Potential stopping off points in western France

It seems a lifetime ago since I was last counting down the working days left before undertaking a wonderful adventure. In reality, not even a single year has passed. I am amazed to think back on everything that we have achieved in such a short space of time and, of course, how much our outlooks and dreams have changed in response to our travels.

Dave has been doing a fantastic job over the past few weeks of outlining our journey for the
Sunset rocks at Tregastel 
autumn and winter ahead. Obviously, our plans are still up in the air until we get definite confirmation on the house sale, but there has been much pencilling in going on nonetheless. We believe we will start in France this year, travelling down the west coast from St Malo to see the standing stones and dolmens around Carnac. We have planned before to visit this ancient site, having got close(ish) when we camped on the Pink Granite Coast around Perros-Guirec and Tregastel in 2010. I only recently discarded a pretty biscuit tin I purchased in a Regional Products shop in Tregastel – the biscuits, of course, having vanished far more quickly. I do love a Regional Products shop! However back then we only had a couple of weeks and liked the peninsula so much that we didn’t venture further afield. This year will be our chance. Our friends Steve & Frances kindly lent us their guidebooks which are crammed with information and evocative photographs. I can’t wait!
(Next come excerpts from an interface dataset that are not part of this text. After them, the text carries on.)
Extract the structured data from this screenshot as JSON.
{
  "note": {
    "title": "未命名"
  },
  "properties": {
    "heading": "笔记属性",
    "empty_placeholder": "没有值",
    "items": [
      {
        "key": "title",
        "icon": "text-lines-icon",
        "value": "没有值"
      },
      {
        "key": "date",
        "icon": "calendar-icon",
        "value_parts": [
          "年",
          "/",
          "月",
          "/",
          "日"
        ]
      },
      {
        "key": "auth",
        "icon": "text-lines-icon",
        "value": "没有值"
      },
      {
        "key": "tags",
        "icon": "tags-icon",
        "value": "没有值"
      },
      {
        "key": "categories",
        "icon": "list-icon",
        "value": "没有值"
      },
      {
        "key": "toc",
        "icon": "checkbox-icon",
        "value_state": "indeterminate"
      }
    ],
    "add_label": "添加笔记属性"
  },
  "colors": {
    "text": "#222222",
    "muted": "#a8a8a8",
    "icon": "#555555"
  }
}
Other potential stopping-off points include the Ile de Re just off the coast by La Rochelle. Every review we have read of this island heavily sings its praises and hopefully the mass influx of summer tourism will have quietened down some by mid-September. Keep up with my blog to discover if we are as enamoured by the idyllic villages and harbour fronts! I’ve just remembered that I need to check out photos of the bridge ahead of the journey there. I have an illogical phobia of high bridges (and lower bridges and bridges with gaps between the planks and …). Do you remember the scene in GBH where Michael Palin’s character doesn’t drive over the bridge? Well, I’m not quite that bad, but images of a trio of panic-inducing moments from last winter are flashing though my thoughts as I type this now! The road to Sopalmo definitely takes the prize, but that’s because I didn’t drive to the Civil War guns situated high above the sea between Puerto de Mazarron and Cartagena. If Dave hadn’t had the wheel, we would not have got there! That is somewhere I wouldn’t mind returning to though and this time with a torch so we can actually walk around under the guns and see the firing mechanisms.

There’s so much world to see!
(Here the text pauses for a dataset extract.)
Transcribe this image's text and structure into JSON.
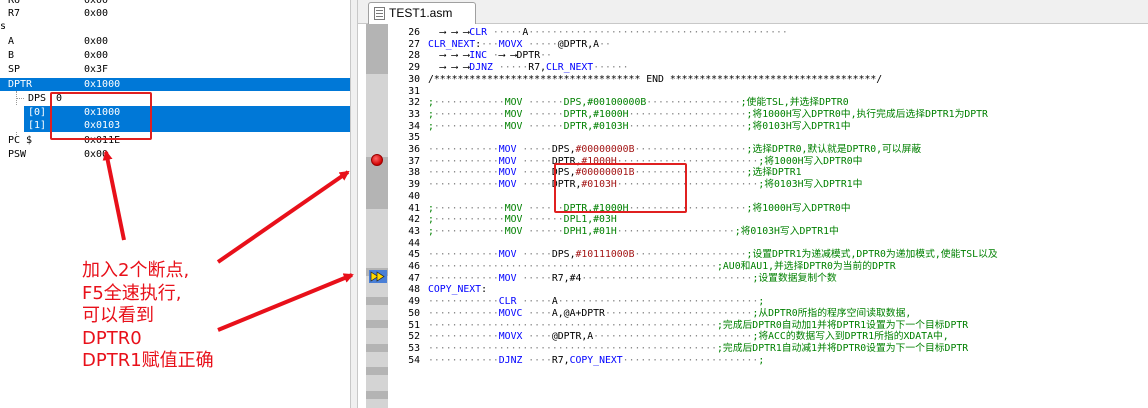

Thank goodness I've only twenty-one working days left – and, yes, I’ve already deducted the Bank Holiday!